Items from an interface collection
☆ ☆ ☆ ☆

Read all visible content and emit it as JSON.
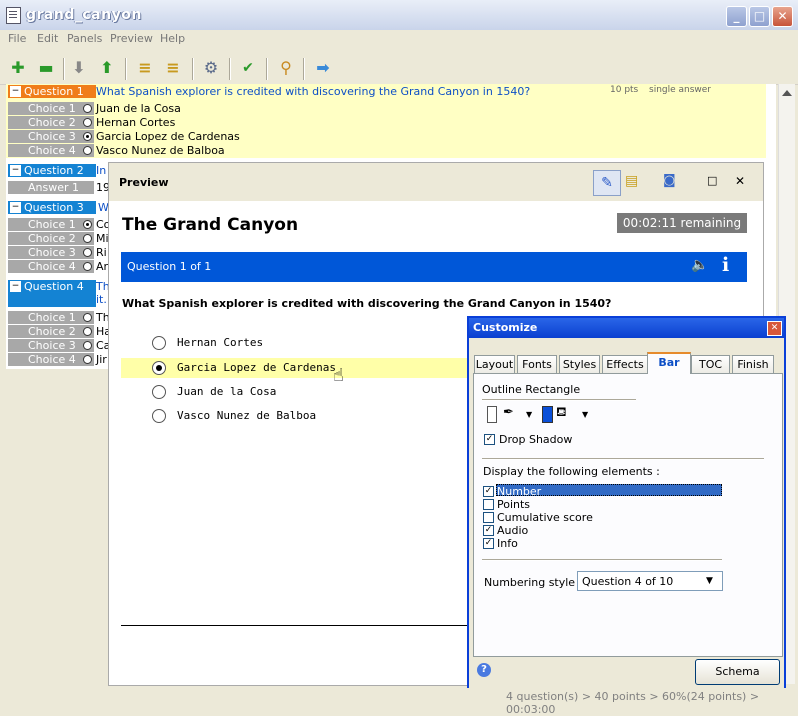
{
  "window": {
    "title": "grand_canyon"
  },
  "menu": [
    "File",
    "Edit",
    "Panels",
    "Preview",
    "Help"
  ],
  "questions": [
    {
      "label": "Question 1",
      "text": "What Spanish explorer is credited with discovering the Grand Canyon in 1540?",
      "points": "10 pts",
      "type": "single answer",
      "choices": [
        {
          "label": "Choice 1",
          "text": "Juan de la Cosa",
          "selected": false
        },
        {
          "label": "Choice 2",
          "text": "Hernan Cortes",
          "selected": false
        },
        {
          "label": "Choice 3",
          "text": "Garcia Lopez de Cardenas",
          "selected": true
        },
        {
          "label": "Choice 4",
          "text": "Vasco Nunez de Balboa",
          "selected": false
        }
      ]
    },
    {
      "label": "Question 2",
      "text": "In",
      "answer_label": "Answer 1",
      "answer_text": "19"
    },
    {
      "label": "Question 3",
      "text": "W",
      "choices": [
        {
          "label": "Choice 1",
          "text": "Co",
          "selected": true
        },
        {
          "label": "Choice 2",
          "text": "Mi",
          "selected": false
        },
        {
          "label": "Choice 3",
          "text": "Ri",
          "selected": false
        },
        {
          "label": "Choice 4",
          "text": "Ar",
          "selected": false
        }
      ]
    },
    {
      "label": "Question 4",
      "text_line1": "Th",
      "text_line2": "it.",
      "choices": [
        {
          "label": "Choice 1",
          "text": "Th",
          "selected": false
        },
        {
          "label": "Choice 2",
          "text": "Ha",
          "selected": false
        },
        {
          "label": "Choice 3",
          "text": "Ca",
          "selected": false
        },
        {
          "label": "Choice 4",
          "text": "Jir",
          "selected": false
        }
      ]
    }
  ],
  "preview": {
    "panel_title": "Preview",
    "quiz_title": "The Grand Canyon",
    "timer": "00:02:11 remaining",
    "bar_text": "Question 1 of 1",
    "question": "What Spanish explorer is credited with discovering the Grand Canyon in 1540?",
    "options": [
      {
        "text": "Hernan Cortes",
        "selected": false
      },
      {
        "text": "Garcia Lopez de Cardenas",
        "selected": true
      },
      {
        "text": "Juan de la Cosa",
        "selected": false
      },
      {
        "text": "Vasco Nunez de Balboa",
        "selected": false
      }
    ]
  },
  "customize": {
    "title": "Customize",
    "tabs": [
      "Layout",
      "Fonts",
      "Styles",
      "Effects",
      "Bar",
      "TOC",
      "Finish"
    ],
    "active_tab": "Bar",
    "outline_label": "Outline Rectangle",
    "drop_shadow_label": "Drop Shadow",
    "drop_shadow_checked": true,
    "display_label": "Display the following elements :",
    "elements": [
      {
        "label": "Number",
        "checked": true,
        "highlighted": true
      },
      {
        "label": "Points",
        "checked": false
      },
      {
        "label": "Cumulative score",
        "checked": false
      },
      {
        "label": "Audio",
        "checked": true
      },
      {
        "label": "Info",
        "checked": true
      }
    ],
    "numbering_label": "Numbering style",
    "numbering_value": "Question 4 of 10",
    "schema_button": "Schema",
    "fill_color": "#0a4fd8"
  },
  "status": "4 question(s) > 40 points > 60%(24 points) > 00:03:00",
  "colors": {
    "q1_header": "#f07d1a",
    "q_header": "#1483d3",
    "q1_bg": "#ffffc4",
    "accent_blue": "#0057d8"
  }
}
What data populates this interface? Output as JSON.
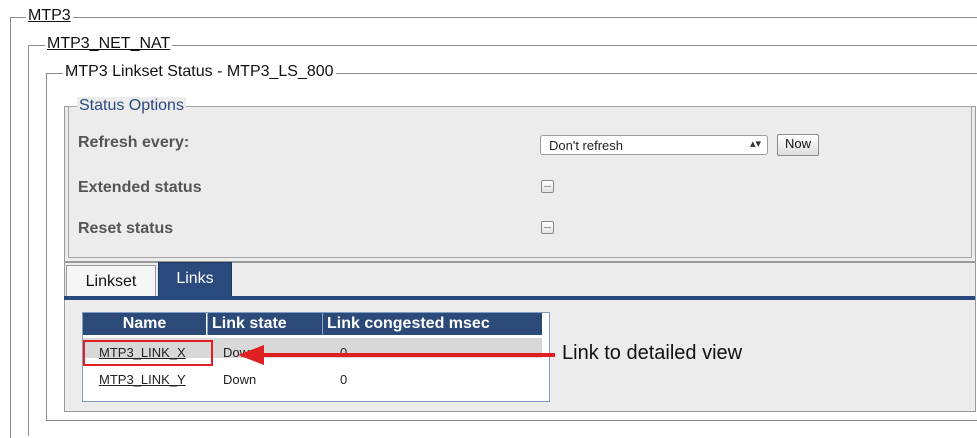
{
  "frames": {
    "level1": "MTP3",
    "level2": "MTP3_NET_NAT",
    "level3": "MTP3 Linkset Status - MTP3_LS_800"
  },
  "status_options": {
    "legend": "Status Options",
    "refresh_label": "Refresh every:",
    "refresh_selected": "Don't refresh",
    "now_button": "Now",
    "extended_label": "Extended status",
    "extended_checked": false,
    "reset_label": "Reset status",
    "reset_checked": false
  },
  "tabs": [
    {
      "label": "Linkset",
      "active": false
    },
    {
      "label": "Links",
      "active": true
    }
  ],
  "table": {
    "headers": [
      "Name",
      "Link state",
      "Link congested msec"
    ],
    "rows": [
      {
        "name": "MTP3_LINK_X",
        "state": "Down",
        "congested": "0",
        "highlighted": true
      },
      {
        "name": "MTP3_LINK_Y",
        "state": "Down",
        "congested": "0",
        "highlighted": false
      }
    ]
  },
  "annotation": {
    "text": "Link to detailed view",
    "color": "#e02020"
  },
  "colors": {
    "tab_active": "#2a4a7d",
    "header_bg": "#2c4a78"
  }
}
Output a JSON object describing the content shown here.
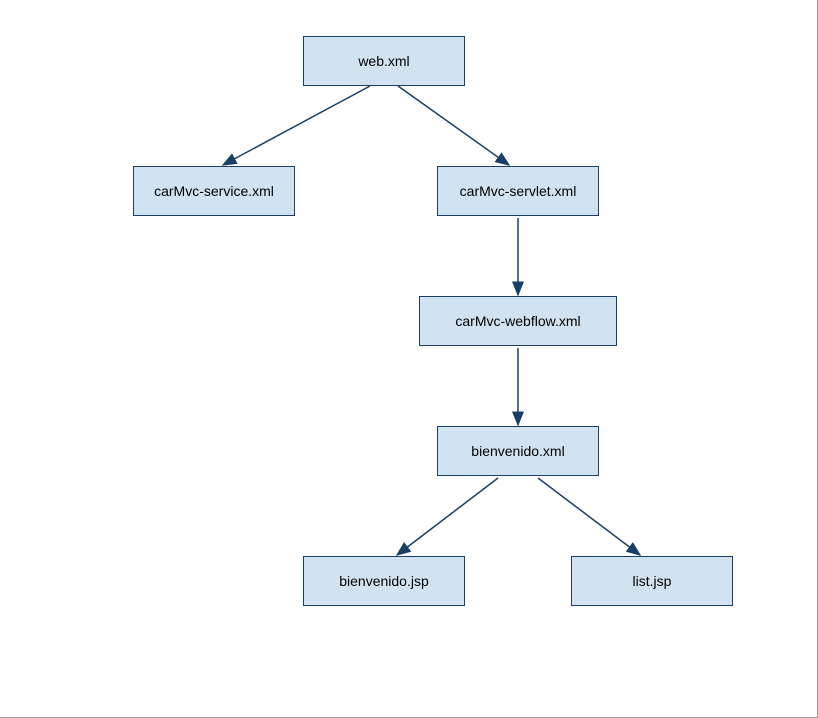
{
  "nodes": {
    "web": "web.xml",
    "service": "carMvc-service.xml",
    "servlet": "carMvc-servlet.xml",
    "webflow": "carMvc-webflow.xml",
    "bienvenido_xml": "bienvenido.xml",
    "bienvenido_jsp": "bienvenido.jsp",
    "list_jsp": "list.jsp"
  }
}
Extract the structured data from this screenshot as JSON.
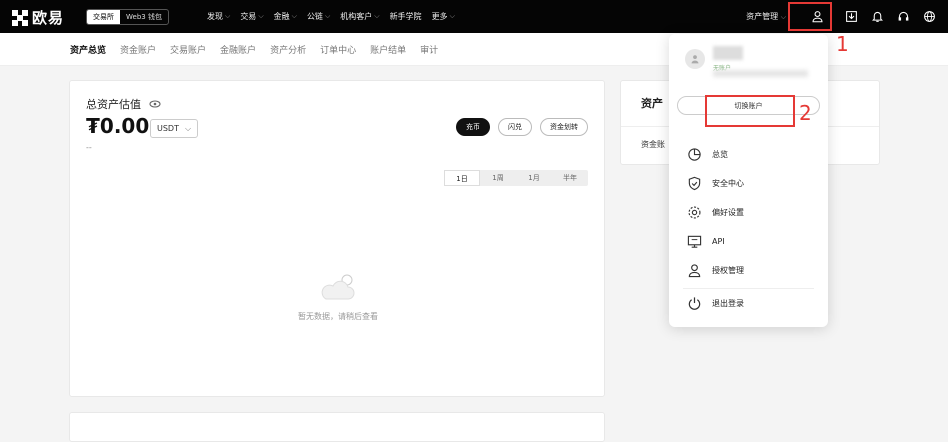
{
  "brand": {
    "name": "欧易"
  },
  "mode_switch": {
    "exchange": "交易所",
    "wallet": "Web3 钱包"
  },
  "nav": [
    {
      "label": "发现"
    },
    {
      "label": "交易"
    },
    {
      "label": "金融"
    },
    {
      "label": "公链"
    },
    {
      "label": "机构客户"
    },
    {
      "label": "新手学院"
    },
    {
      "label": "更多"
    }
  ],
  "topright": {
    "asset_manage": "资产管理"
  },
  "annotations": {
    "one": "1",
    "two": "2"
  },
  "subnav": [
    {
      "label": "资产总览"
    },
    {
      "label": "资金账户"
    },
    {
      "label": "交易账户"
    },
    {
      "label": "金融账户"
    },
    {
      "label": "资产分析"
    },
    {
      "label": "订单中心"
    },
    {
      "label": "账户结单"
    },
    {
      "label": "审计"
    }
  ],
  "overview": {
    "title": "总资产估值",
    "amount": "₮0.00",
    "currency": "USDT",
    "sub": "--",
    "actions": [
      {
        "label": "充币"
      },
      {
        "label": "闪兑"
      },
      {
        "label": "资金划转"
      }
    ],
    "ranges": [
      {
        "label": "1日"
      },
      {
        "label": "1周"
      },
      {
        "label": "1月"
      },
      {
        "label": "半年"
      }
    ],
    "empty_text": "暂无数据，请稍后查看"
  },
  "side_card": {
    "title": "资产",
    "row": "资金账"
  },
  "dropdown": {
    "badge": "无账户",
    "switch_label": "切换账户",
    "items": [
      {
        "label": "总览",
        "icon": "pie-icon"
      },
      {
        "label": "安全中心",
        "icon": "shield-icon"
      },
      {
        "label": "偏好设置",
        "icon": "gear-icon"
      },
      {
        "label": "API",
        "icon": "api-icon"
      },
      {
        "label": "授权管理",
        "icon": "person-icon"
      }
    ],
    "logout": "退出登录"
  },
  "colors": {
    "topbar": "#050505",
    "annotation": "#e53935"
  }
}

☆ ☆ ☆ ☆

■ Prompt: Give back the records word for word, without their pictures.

■ Answer to this task:
Read all visible content and emit it as JSON.
{
  "window": {
    "title": "grand_canyon"
  },
  "menu": [
    "File",
    "Edit",
    "Panels",
    "Preview",
    "Help"
  ],
  "questions": [
    {
      "label": "Question 1",
      "text": "What Spanish explorer is credited with discovering the Grand Canyon in 1540?",
      "points": "10 pts",
      "type": "single answer",
      "choices": [
        {
          "label": "Choice 1",
          "text": "Juan de la Cosa",
          "selected": false
        },
        {
          "label": "Choice 2",
          "text": "Hernan Cortes",
          "selected": false
        },
        {
          "label": "Choice 3",
          "text": "Garcia Lopez de Cardenas",
          "selected": true
        },
        {
          "label": "Choice 4",
          "text": "Vasco Nunez de Balboa",
          "selected": false
        }
      ]
    },
    {
      "label": "Question 2",
      "text": "In",
      "answer_label": "Answer 1",
      "answer_text": "19"
    },
    {
      "label": "Question 3",
      "text": "W",
      "choices": [
        {
          "label": "Choice 1",
          "text": "Co",
          "selected": true
        },
        {
          "label": "Choice 2",
          "text": "Mi",
          "selected": false
        },
        {
          "label": "Choice 3",
          "text": "Ri",
          "selected": false
        },
        {
          "label": "Choice 4",
          "text": "Ar",
          "selected": false
        }
      ]
    },
    {
      "label": "Question 4",
      "text_line1": "Th",
      "text_line2": "it.",
      "choices": [
        {
          "label": "Choice 1",
          "text": "Th",
          "selected": false
        },
        {
          "label": "Choice 2",
          "text": "Ha",
          "selected": false
        },
        {
          "label": "Choice 3",
          "text": "Ca",
          "selected": false
        },
        {
          "label": "Choice 4",
          "text": "Jir",
          "selected": false
        }
      ]
    }
  ],
  "preview": {
    "panel_title": "Preview",
    "quiz_title": "The Grand Canyon",
    "timer": "00:02:11 remaining",
    "bar_text": "Question 1 of 1",
    "question": "What Spanish explorer is credited with discovering the Grand Canyon in 1540?",
    "options": [
      {
        "text": "Hernan Cortes",
        "selected": false
      },
      {
        "text": "Garcia Lopez de Cardenas",
        "selected": true
      },
      {
        "text": "Juan de la Cosa",
        "selected": false
      },
      {
        "text": "Vasco Nunez de Balboa",
        "selected": false
      }
    ]
  },
  "customize": {
    "title": "Customize",
    "tabs": [
      "Layout",
      "Fonts",
      "Styles",
      "Effects",
      "Bar",
      "TOC",
      "Finish"
    ],
    "active_tab": "Bar",
    "outline_label": "Outline Rectangle",
    "drop_shadow_label": "Drop Shadow",
    "drop_shadow_checked": true,
    "display_label": "Display the following elements :",
    "elements": [
      {
        "label": "Number",
        "checked": true,
        "highlighted": true
      },
      {
        "label": "Points",
        "checked": false
      },
      {
        "label": "Cumulative score",
        "checked": false
      },
      {
        "label": "Audio",
        "checked": true
      },
      {
        "label": "Info",
        "checked": true
      }
    ],
    "numbering_label": "Numbering style",
    "numbering_value": "Question 4 of 10",
    "schema_button": "Schema",
    "fill_color": "#0a4fd8"
  },
  "status": "4 question(s) > 40 points > 60%(24 points) > 00:03:00",
  "colors": {
    "q1_header": "#f07d1a",
    "q_header": "#1483d3",
    "q1_bg": "#ffffc4",
    "accent_blue": "#0057d8"
  }
}
What data populates this interface? Output as JSON.
{
  "frames": {
    "level1": "MTP3",
    "level2": "MTP3_NET_NAT",
    "level3": "MTP3 Linkset Status - MTP3_LS_800"
  },
  "status_options": {
    "legend": "Status Options",
    "refresh_label": "Refresh every:",
    "refresh_selected": "Don't refresh",
    "now_button": "Now",
    "extended_label": "Extended status",
    "extended_checked": false,
    "reset_label": "Reset status",
    "reset_checked": false
  },
  "tabs": [
    {
      "label": "Linkset",
      "active": false
    },
    {
      "label": "Links",
      "active": true
    }
  ],
  "table": {
    "headers": [
      "Name",
      "Link state",
      "Link congested msec"
    ],
    "rows": [
      {
        "name": "MTP3_LINK_X",
        "state": "Down",
        "congested": "0",
        "highlighted": true
      },
      {
        "name": "MTP3_LINK_Y",
        "state": "Down",
        "congested": "0",
        "highlighted": false
      }
    ]
  },
  "annotation": {
    "text": "Link to detailed view",
    "color": "#e02020"
  },
  "colors": {
    "tab_active": "#2a4a7d",
    "header_bg": "#2c4a78"
  }
}
Output a JSON object describing the content shown here.
{
  "nodes": {
    "web": "web.xml",
    "service": "carMvc-service.xml",
    "servlet": "carMvc-servlet.xml",
    "webflow": "carMvc-webflow.xml",
    "bienvenido_xml": "bienvenido.xml",
    "bienvenido_jsp": "bienvenido.jsp",
    "list_jsp": "list.jsp"
  }
}
Extract the structured data from this screenshot as JSON.
{
  "brand": {
    "name": "欧易"
  },
  "mode_switch": {
    "exchange": "交易所",
    "wallet": "Web3 钱包"
  },
  "nav": [
    {
      "label": "发现"
    },
    {
      "label": "交易"
    },
    {
      "label": "金融"
    },
    {
      "label": "公链"
    },
    {
      "label": "机构客户"
    },
    {
      "label": "新手学院"
    },
    {
      "label": "更多"
    }
  ],
  "topright": {
    "asset_manage": "资产管理"
  },
  "annotations": {
    "one": "1",
    "two": "2"
  },
  "subnav": [
    {
      "label": "资产总览"
    },
    {
      "label": "资金账户"
    },
    {
      "label": "交易账户"
    },
    {
      "label": "金融账户"
    },
    {
      "label": "资产分析"
    },
    {
      "label": "订单中心"
    },
    {
      "label": "账户结单"
    },
    {
      "label": "审计"
    }
  ],
  "overview": {
    "title": "总资产估值",
    "amount": "₮0.00",
    "currency": "USDT",
    "sub": "--",
    "actions": [
      {
        "label": "充币"
      },
      {
        "label": "闪兑"
      },
      {
        "label": "资金划转"
      }
    ],
    "ranges": [
      {
        "label": "1日"
      },
      {
        "label": "1周"
      },
      {
        "label": "1月"
      },
      {
        "label": "半年"
      }
    ],
    "empty_text": "暂无数据，请稍后查看"
  },
  "side_card": {
    "title": "资产",
    "row": "资金账"
  },
  "dropdown": {
    "badge": "无账户",
    "switch_label": "切换账户",
    "items": [
      {
        "label": "总览",
        "icon": "pie-icon"
      },
      {
        "label": "安全中心",
        "icon": "shield-icon"
      },
      {
        "label": "偏好设置",
        "icon": "gear-icon"
      },
      {
        "label": "API",
        "icon": "api-icon"
      },
      {
        "label": "授权管理",
        "icon": "person-icon"
      }
    ],
    "logout": "退出登录"
  },
  "colors": {
    "topbar": "#050505",
    "annotation": "#e53935"
  }
}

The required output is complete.